▶ [Try it]
Line by line, retype the material exactly and leave each picture out.

▶ [Supplied data]
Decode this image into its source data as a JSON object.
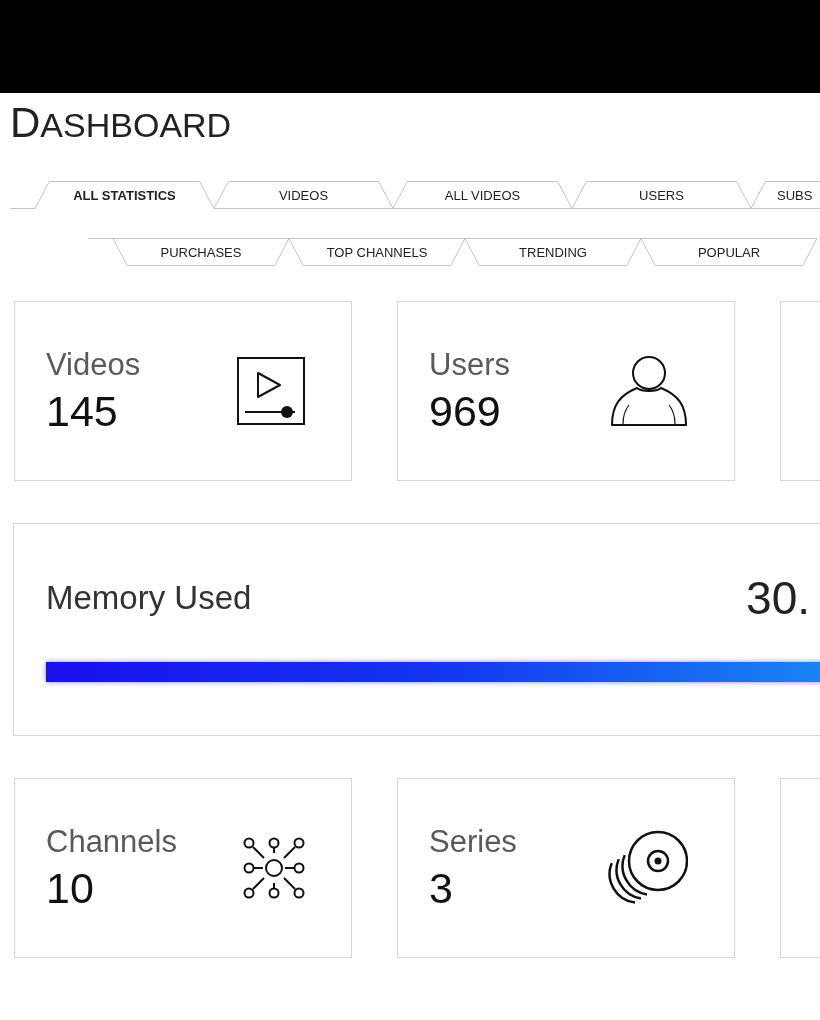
{
  "header": {
    "title": "DASHBOARD"
  },
  "tab_rows": [
    [
      {
        "label": "ALL STATISTICS",
        "selected": true
      },
      {
        "label": "VIDEOS",
        "selected": false
      },
      {
        "label": "ALL VIDEOS",
        "selected": false
      },
      {
        "label": "USERS",
        "selected": false
      },
      {
        "label": "SUBS",
        "selected": false
      }
    ],
    [
      {
        "label": "PURCHASES",
        "selected": false
      },
      {
        "label": "TOP CHANNELS",
        "selected": false
      },
      {
        "label": "TRENDING",
        "selected": false
      },
      {
        "label": "POPULAR",
        "selected": false
      }
    ]
  ],
  "top_cards": [
    {
      "kind": "video",
      "title": "Videos",
      "value": "145"
    },
    {
      "kind": "user",
      "title": "Users",
      "value": "969"
    },
    {
      "kind": "clipped"
    }
  ],
  "memory": {
    "title": "Memory Used",
    "value": "30.",
    "level": 1
  },
  "bottom_cards": [
    {
      "kind": "network",
      "title": "Channels",
      "value": "10"
    },
    {
      "kind": "disc",
      "title": "Series",
      "value": "3"
    },
    {
      "kind": "clipped"
    }
  ]
}
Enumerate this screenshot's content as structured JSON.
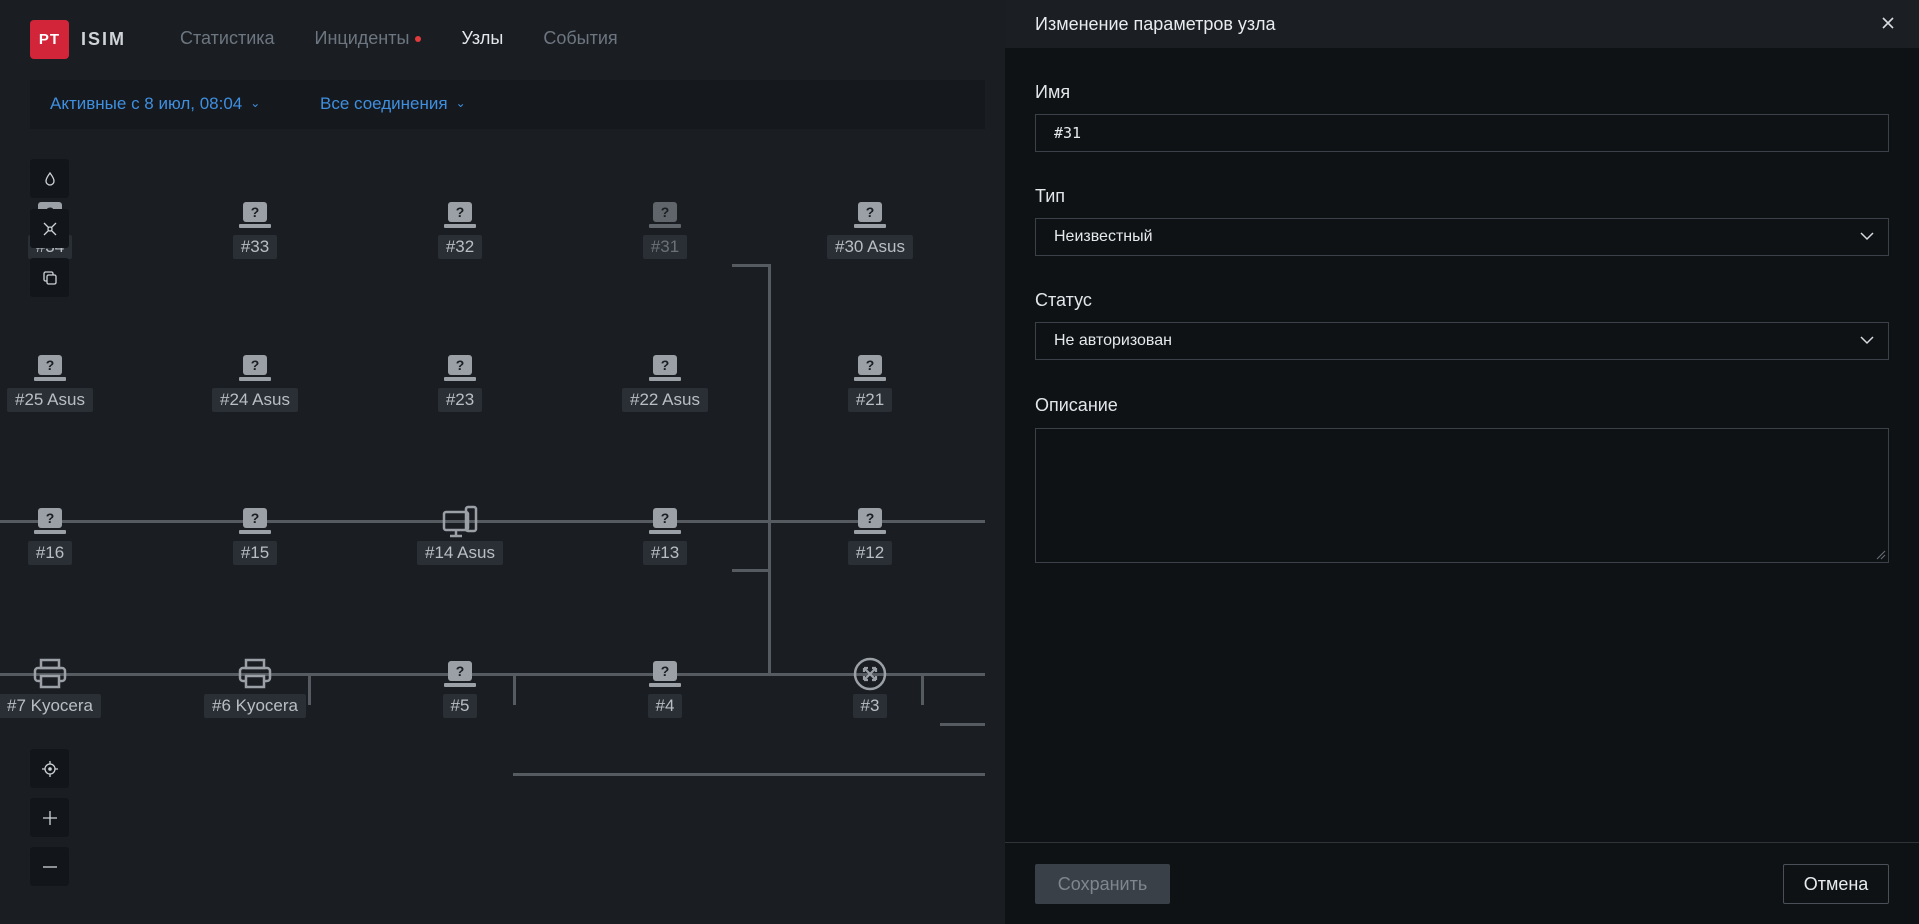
{
  "header": {
    "logo_mark": "PT",
    "logo_text": "ISIM",
    "nav": [
      {
        "label": "Статистика"
      },
      {
        "label": "Инциденты"
      },
      {
        "label": "Узлы"
      },
      {
        "label": "События"
      }
    ]
  },
  "filters": {
    "period": "Активные с 8 июл, 08:04",
    "connections": "Все соединения"
  },
  "map": {
    "nodes": [
      {
        "label": "#34",
        "type": "unknown-laptop"
      },
      {
        "label": "#33",
        "type": "unknown-laptop"
      },
      {
        "label": "#32",
        "type": "unknown-laptop"
      },
      {
        "label": "#31",
        "type": "unknown-laptop"
      },
      {
        "label": "#30 Asus",
        "type": "unknown-laptop"
      },
      {
        "label": "#25 Asus",
        "type": "unknown-laptop"
      },
      {
        "label": "#24 Asus",
        "type": "unknown-laptop"
      },
      {
        "label": "#23",
        "type": "unknown-laptop"
      },
      {
        "label": "#22 Asus",
        "type": "unknown-laptop"
      },
      {
        "label": "#21",
        "type": "unknown-laptop"
      },
      {
        "label": "#16",
        "type": "unknown-laptop"
      },
      {
        "label": "#15",
        "type": "unknown-laptop"
      },
      {
        "label": "#14 Asus",
        "type": "workstation"
      },
      {
        "label": "#13",
        "type": "unknown-laptop"
      },
      {
        "label": "#12",
        "type": "unknown-laptop"
      },
      {
        "label": "#7 Kyocera",
        "type": "printer"
      },
      {
        "label": "#6 Kyocera",
        "type": "printer"
      },
      {
        "label": "#5",
        "type": "unknown-laptop"
      },
      {
        "label": "#4",
        "type": "unknown-laptop"
      },
      {
        "label": "#3",
        "type": "router"
      }
    ]
  },
  "panel": {
    "title": "Изменение параметров узла",
    "name_label": "Имя",
    "name_value": "#31",
    "type_label": "Тип",
    "type_value": "Неизвестный",
    "status_label": "Статус",
    "status_value": "Не авторизован",
    "description_label": "Описание",
    "description_value": "",
    "save_label": "Сохранить",
    "cancel_label": "Отмена"
  },
  "colors": {
    "brand": "#d3253a",
    "link": "#3f8fe0",
    "alert_dot": "#e23b3b"
  }
}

▶ [Solution]
Decode this image into its source data as a JSON object.
{
  "header": {
    "title": "DASHBOARD"
  },
  "tab_rows": [
    [
      {
        "label": "ALL STATISTICS",
        "selected": true
      },
      {
        "label": "VIDEOS",
        "selected": false
      },
      {
        "label": "ALL VIDEOS",
        "selected": false
      },
      {
        "label": "USERS",
        "selected": false
      },
      {
        "label": "SUBS",
        "selected": false
      }
    ],
    [
      {
        "label": "PURCHASES",
        "selected": false
      },
      {
        "label": "TOP CHANNELS",
        "selected": false
      },
      {
        "label": "TRENDING",
        "selected": false
      },
      {
        "label": "POPULAR",
        "selected": false
      }
    ]
  ],
  "top_cards": [
    {
      "kind": "video",
      "title": "Videos",
      "value": "145"
    },
    {
      "kind": "user",
      "title": "Users",
      "value": "969"
    },
    {
      "kind": "clipped"
    }
  ],
  "memory": {
    "title": "Memory Used",
    "value": "30.",
    "level": 1
  },
  "bottom_cards": [
    {
      "kind": "network",
      "title": "Channels",
      "value": "10"
    },
    {
      "kind": "disc",
      "title": "Series",
      "value": "3"
    },
    {
      "kind": "clipped"
    }
  ]
}
Enumerate this screenshot's content as structured JSON.
{
  "header": {
    "logo_mark": "PT",
    "logo_text": "ISIM",
    "nav": [
      {
        "label": "Статистика"
      },
      {
        "label": "Инциденты"
      },
      {
        "label": "Узлы"
      },
      {
        "label": "События"
      }
    ]
  },
  "filters": {
    "period": "Активные с 8 июл, 08:04",
    "connections": "Все соединения"
  },
  "map": {
    "nodes": [
      {
        "label": "#34",
        "type": "unknown-laptop"
      },
      {
        "label": "#33",
        "type": "unknown-laptop"
      },
      {
        "label": "#32",
        "type": "unknown-laptop"
      },
      {
        "label": "#31",
        "type": "unknown-laptop"
      },
      {
        "label": "#30 Asus",
        "type": "unknown-laptop"
      },
      {
        "label": "#25 Asus",
        "type": "unknown-laptop"
      },
      {
        "label": "#24 Asus",
        "type": "unknown-laptop"
      },
      {
        "label": "#23",
        "type": "unknown-laptop"
      },
      {
        "label": "#22 Asus",
        "type": "unknown-laptop"
      },
      {
        "label": "#21",
        "type": "unknown-laptop"
      },
      {
        "label": "#16",
        "type": "unknown-laptop"
      },
      {
        "label": "#15",
        "type": "unknown-laptop"
      },
      {
        "label": "#14 Asus",
        "type": "workstation"
      },
      {
        "label": "#13",
        "type": "unknown-laptop"
      },
      {
        "label": "#12",
        "type": "unknown-laptop"
      },
      {
        "label": "#7 Kyocera",
        "type": "printer"
      },
      {
        "label": "#6 Kyocera",
        "type": "printer"
      },
      {
        "label": "#5",
        "type": "unknown-laptop"
      },
      {
        "label": "#4",
        "type": "unknown-laptop"
      },
      {
        "label": "#3",
        "type": "router"
      }
    ]
  },
  "panel": {
    "title": "Изменение параметров узла",
    "name_label": "Имя",
    "name_value": "#31",
    "type_label": "Тип",
    "type_value": "Неизвестный",
    "status_label": "Статус",
    "status_value": "Не авторизован",
    "description_label": "Описание",
    "description_value": "",
    "save_label": "Сохранить",
    "cancel_label": "Отмена"
  },
  "colors": {
    "brand": "#d3253a",
    "link": "#3f8fe0",
    "alert_dot": "#e23b3b"
  }
}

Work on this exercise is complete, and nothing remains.